## EXERCISE GOAL
Find the lines below that contain the word "Date" and count them. Only the number should be given.

## Data about app and page elements
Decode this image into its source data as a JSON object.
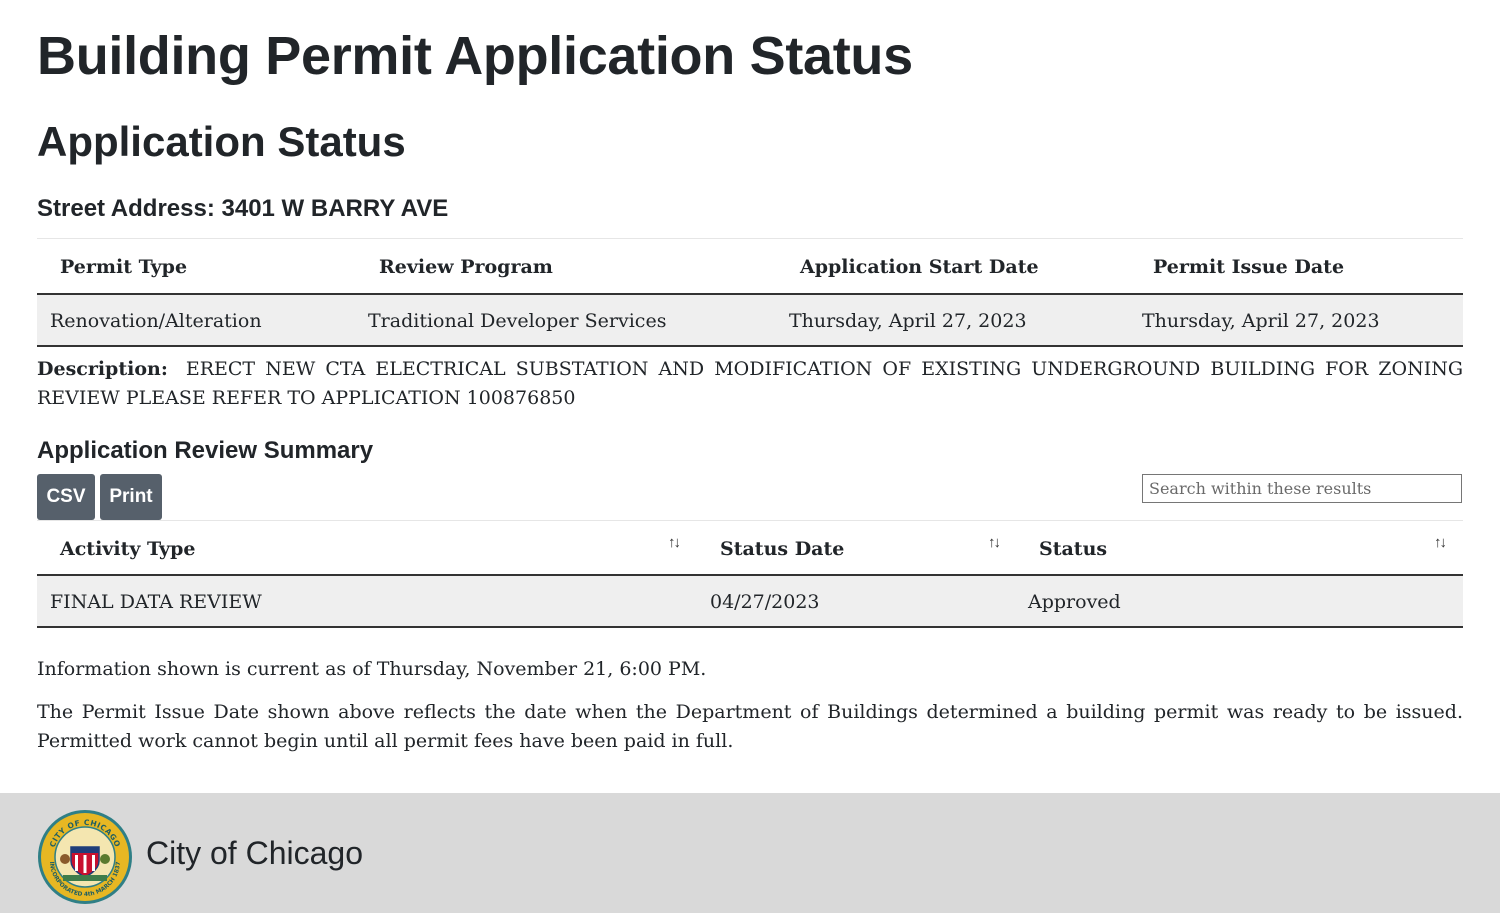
{
  "page": {
    "title": "Building Permit Application Status",
    "subtitle": "Application Status",
    "street_address": "Street Address: 3401 W BARRY AVE"
  },
  "permit_table": {
    "headers": [
      "Permit Type",
      "Review Program",
      "Application Start Date",
      "Permit Issue Date"
    ],
    "rows": [
      [
        "Renovation/Alteration",
        "Traditional Developer Services",
        "Thursday, April 27, 2023",
        "Thursday, April 27, 2023"
      ]
    ]
  },
  "description": {
    "label": "Description:",
    "text": "ERECT NEW CTA ELECTRICAL SUBSTATION AND MODIFICATION OF EXISTING UNDERGROUND BUILDING FOR ZONING REVIEW PLEASE REFER TO APPLICATION 100876850"
  },
  "summary": {
    "title": "Application Review Summary",
    "csv_label": "CSV",
    "print_label": "Print",
    "search_placeholder": "Search within these results",
    "search_value": "",
    "sort_icon": "sort-arrows-icon",
    "headers": [
      "Activity Type",
      "Status Date",
      "Status"
    ],
    "rows": [
      [
        "FINAL DATA REVIEW",
        "04/27/2023",
        "Approved"
      ]
    ]
  },
  "notes": {
    "current_as_of": "Information shown is current as of Thursday, November 21, 6:00 PM.",
    "issue_date_note": "The Permit Issue Date shown above reflects the date when the Department of Buildings determined a building permit was ready to be issued. Permitted work cannot begin until all permit fees have been paid in full."
  },
  "footer": {
    "name": "City of Chicago",
    "seal_text_top": "CITY OF CHICAGO",
    "seal_text_bottom": "INCORPORATED 4th MARCH 1837",
    "seal_icon": "city-seal-icon"
  },
  "colors": {
    "button_bg": "#56606b",
    "row_bg": "#efefef",
    "footer_bg": "#d9d9d9",
    "seal_ring": "#2f7f86",
    "seal_band": "#e7b723"
  }
}
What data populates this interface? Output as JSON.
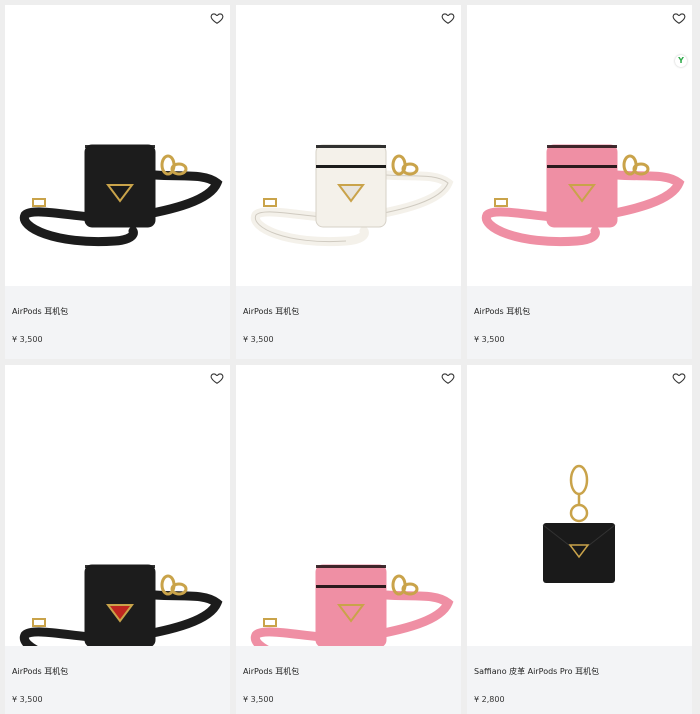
{
  "products": [
    {
      "name": "AirPods 耳机包",
      "price": "¥ 3,500",
      "color": "#1c1c1c",
      "trim": "#1c1c1c",
      "logo": "#1a1a1a",
      "style": "strap"
    },
    {
      "name": "AirPods 耳机包",
      "price": "¥ 3,500",
      "color": "#f4f1ea",
      "trim": "#1c1c1c",
      "logo": "#e8e4dc",
      "style": "strap"
    },
    {
      "name": "AirPods 耳机包",
      "price": "¥ 3,500",
      "color": "#ef8fa4",
      "trim": "#2b1a1d",
      "logo": "#ef8fa4",
      "style": "strap"
    },
    {
      "name": "AirPods 耳机包",
      "price": "¥ 3,500",
      "color": "#1c1c1c",
      "trim": "#1c1c1c",
      "logo": "#c0261f",
      "style": "strap"
    },
    {
      "name": "AirPods 耳机包",
      "price": "¥ 3,500",
      "color": "#ef8fa4",
      "trim": "#2b1a1d",
      "logo": "#ef8fa4",
      "style": "strap"
    },
    {
      "name": "Saffiano 皮革 AirPods Pro 耳机包",
      "price": "¥ 2,800",
      "color": "#1a1a1a",
      "trim": "#1a1a1a",
      "logo": "#1a1a1a",
      "style": "pouch"
    }
  ],
  "icons": {
    "wishlist": "heart-outline-icon",
    "badge": "y-badge-icon"
  },
  "badge_text": "Y",
  "colors": {
    "gold": "#c9a34a",
    "background": "#eeeeee",
    "card_footer": "#f3f4f6"
  }
}
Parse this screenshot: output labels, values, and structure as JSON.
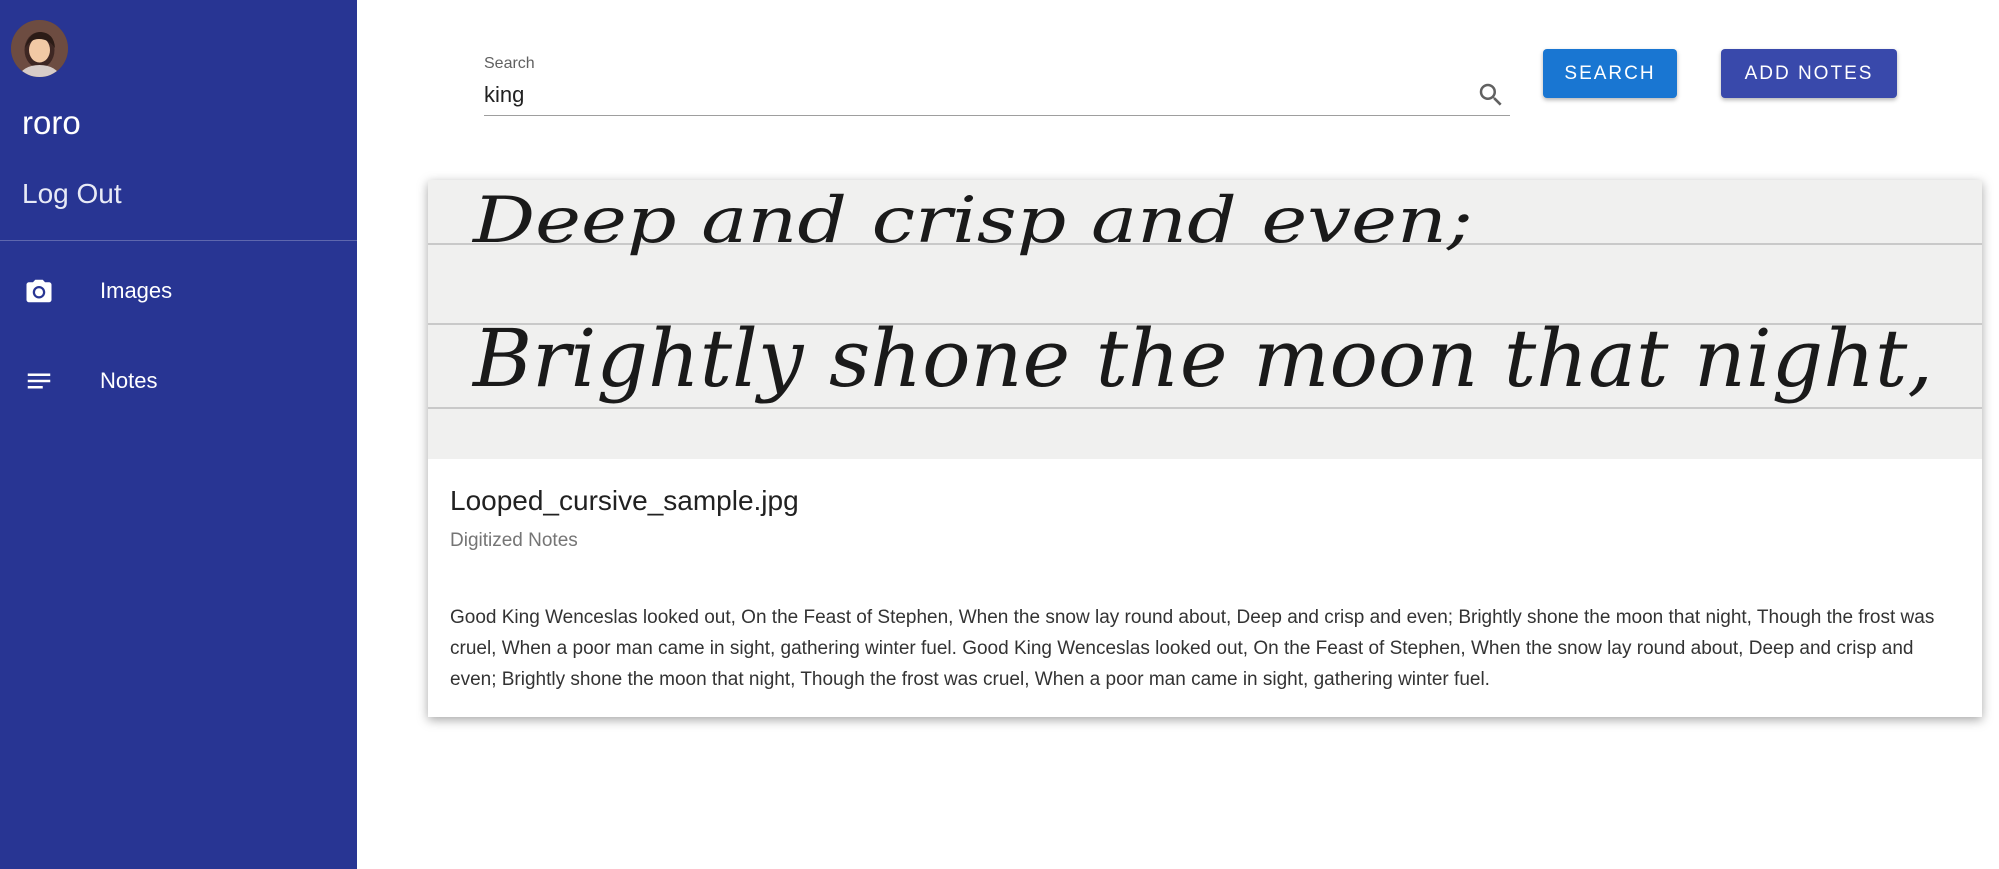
{
  "sidebar": {
    "avatar_icon": "avatar-photo",
    "username": "roro",
    "logout_label": "Log Out",
    "items": [
      {
        "icon": "camera-icon",
        "label": "Images"
      },
      {
        "icon": "notes-icon",
        "label": "Notes"
      }
    ],
    "background": "#283593"
  },
  "search": {
    "label": "Search",
    "value": "king",
    "icon": "search-icon",
    "button_label": "SEARCH",
    "button_color": "#1976d2"
  },
  "add_notes": {
    "label": "ADD NOTES",
    "color": "#3949ab"
  },
  "card": {
    "image_text": {
      "line1": "Deep and crisp and even;",
      "line2": "Brightly shone the moon that night,"
    },
    "title": "Looped_cursive_sample.jpg",
    "subtitle": "Digitized Notes",
    "body": "Good King Wenceslas looked out, On the Feast of Stephen, When the snow lay round about, Deep and crisp and even; Brightly shone the moon that night, Though the frost was cruel, When a poor man came in sight, gathering winter fuel. Good King Wenceslas looked out, On the Feast of Stephen, When the snow lay round about, Deep and crisp and even; Brightly shone the moon that night, Though the frost was cruel, When a poor man came in sight, gathering winter fuel."
  }
}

## REPLY TO THE TASK
4